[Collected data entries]
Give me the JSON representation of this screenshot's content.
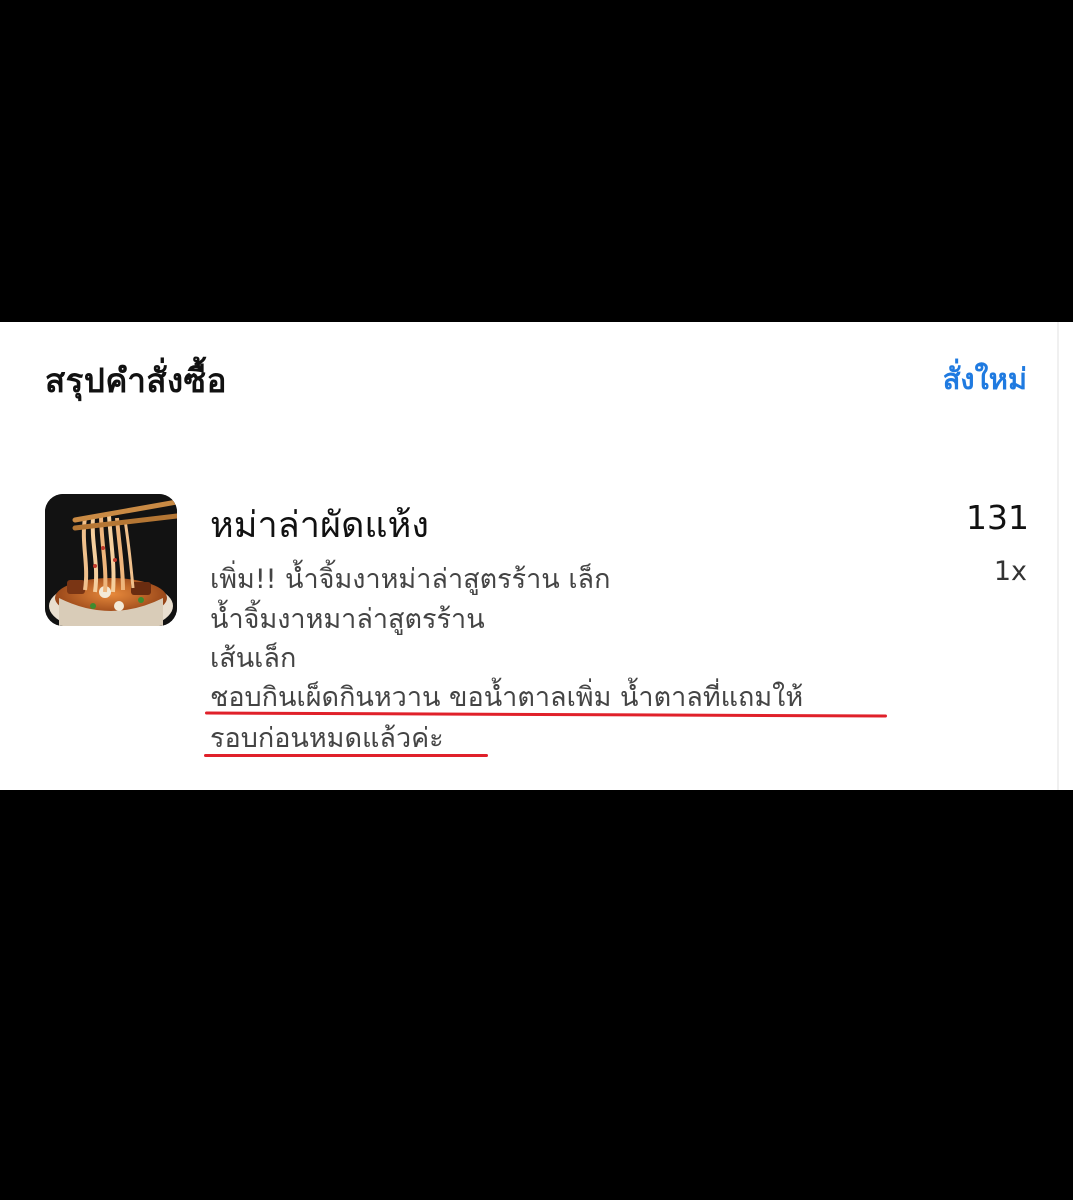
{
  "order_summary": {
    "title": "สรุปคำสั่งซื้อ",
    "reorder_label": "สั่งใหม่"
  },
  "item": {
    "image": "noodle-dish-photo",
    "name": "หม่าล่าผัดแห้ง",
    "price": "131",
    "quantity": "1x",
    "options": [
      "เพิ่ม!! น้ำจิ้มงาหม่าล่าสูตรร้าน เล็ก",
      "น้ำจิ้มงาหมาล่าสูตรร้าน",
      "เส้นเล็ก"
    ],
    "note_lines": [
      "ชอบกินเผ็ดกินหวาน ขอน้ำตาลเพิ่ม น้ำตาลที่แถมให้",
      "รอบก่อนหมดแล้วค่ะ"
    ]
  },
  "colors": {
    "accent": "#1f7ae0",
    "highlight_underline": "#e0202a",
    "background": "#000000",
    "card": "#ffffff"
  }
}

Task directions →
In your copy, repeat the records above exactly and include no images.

Task response →
Give me the JSON representation of this screenshot's content.
{
  "order_summary": {
    "title": "สรุปคำสั่งซื้อ",
    "reorder_label": "สั่งใหม่"
  },
  "item": {
    "image": "noodle-dish-photo",
    "name": "หม่าล่าผัดแห้ง",
    "price": "131",
    "quantity": "1x",
    "options": [
      "เพิ่ม!! น้ำจิ้มงาหม่าล่าสูตรร้าน เล็ก",
      "น้ำจิ้มงาหมาล่าสูตรร้าน",
      "เส้นเล็ก"
    ],
    "note_lines": [
      "ชอบกินเผ็ดกินหวาน ขอน้ำตาลเพิ่ม น้ำตาลที่แถมให้",
      "รอบก่อนหมดแล้วค่ะ"
    ]
  },
  "colors": {
    "accent": "#1f7ae0",
    "highlight_underline": "#e0202a",
    "background": "#000000",
    "card": "#ffffff"
  }
}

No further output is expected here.